[Transcriber's Note: This etext was produced from Orbit volume 1 number 2, 1953. Extensive research did not uncover any evidence that the U.S. copyright on this publication was renewed.]
SHE WAS JUST A CRAZY BRAT—OR WAS SHE?
With over an hour to go before he needed to start braking for his landing on Luna, Pete Dudley sat at the controls of the rocket freighter and tried to think of anything else that needed checking after his spinning the ship. He drummed absently with the fingers of his right hand upon the buckle of the seat strap which restrained him from floating out of the padded acceleration seat.
"Let's see, tail's right out there in front. I got the angle perfect. Guess everything's okay."
He noticed his fingers drumming, and stopped.
"Cut that out!" he told himself. "Get nervous now and Jack'll be sending some other vacuum on the next Mars run. There's Ericsson dead center in the screen, waiting for you to plop down beside the domes. You couldn't miss a crater that size if you tried."
He leaned back and stared speculatively at the curving tip of the Lunar Rockies that ended in one of the largest craters on the far side of Luna. His eyes squinted slightly and there was a crease between them, as if he spent much time peering into instruments. There were deeper lines beside his mouth, but the thin lips and pointed chin neutralized that evidence of frequent smiling.
"Are we nearly there?"
Dudley's brown eyes opened so wide that the whites gleamed in the dim light from his instruments. Then he shut them tightly and shook his head quickly.
He had thought he heard a woman's voice, and of course he couldn't have. Freight rockets were checked out of Terran spaceports with only a pilot aboard. A lonely job for a man, but it was really only a way of keeping in practice. He made six round trips to Luna a year, but the big one was the three-month kick to Mars.
Then he smelled the perfume, so out of place in the machine-crowded compartment. He turned around slowly.
She stood with one hand gripping the lead of a computing machine to keep her feet on the deck. Dudley stared her up and down two or three times before he realized his mouth hung open.

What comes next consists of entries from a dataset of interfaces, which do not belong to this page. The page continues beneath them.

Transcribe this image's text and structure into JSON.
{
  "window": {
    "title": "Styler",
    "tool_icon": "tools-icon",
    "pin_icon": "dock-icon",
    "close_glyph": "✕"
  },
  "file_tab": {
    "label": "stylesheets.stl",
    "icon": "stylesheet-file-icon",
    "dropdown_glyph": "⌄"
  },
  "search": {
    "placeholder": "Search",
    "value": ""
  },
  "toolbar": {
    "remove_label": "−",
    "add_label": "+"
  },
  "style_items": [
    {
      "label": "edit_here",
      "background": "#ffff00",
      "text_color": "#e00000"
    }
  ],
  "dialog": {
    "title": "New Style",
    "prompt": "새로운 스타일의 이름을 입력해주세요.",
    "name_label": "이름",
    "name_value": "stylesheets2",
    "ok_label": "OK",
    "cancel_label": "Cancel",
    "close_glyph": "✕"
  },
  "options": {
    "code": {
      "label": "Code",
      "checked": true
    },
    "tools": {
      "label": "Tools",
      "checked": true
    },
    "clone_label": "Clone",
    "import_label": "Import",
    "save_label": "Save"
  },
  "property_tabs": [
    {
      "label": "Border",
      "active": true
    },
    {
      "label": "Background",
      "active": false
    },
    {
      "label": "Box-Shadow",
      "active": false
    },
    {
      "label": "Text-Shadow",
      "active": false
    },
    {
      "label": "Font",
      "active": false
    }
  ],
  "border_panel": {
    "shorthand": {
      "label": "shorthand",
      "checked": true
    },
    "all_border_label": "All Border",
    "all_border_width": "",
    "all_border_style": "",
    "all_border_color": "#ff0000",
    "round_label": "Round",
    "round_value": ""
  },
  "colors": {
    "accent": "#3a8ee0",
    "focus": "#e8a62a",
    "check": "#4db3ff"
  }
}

Slim and about five-feet-four, she looked like a nice little girl making her first disastrous experiments with adult make-up. The slack suit of deep blue, revealing a soft white blouse at the neck of the jacket, was in the best of taste, but her heavy application of lipstick was crude.
And her hair isn't naturally ash-blonde, Dudley thought. Yet she looks like such a kid. Not pretty, but she might be in a few years.
"What are you doing here?" he demanded harshly.
For a second, her eyes were scared. Then the expression was supplanted by a hard, make-believe confidence, leaving him merely with a fading sense of shame at his tone.
"Same as you," she said boldly. "Going to Luna."
Dudley snorted. "Then relax," he growled, "because I can't stop you now. Where the devil did you spend the last thirty-six hours?"
She tried a grin. "In the little room where the things are that pump the air. I sneaked in the galley once, when you were asleep. Did you miss anything?"
"No," he admitted, thinking back.
"See? I'm not enough trouble to be noticed!"
Dudley eyed her sourly. There was trouble behind this somewhere, he was willing to bet, or else why had she stowed away? Running from a family fight? When the port checkers at Ericsson saw her—!
"How old are you, kid?" he asked.
The answer was too pat and quickly given. Even the girl seemed to realize that, and she continued talking. "My name's Kathi Foster.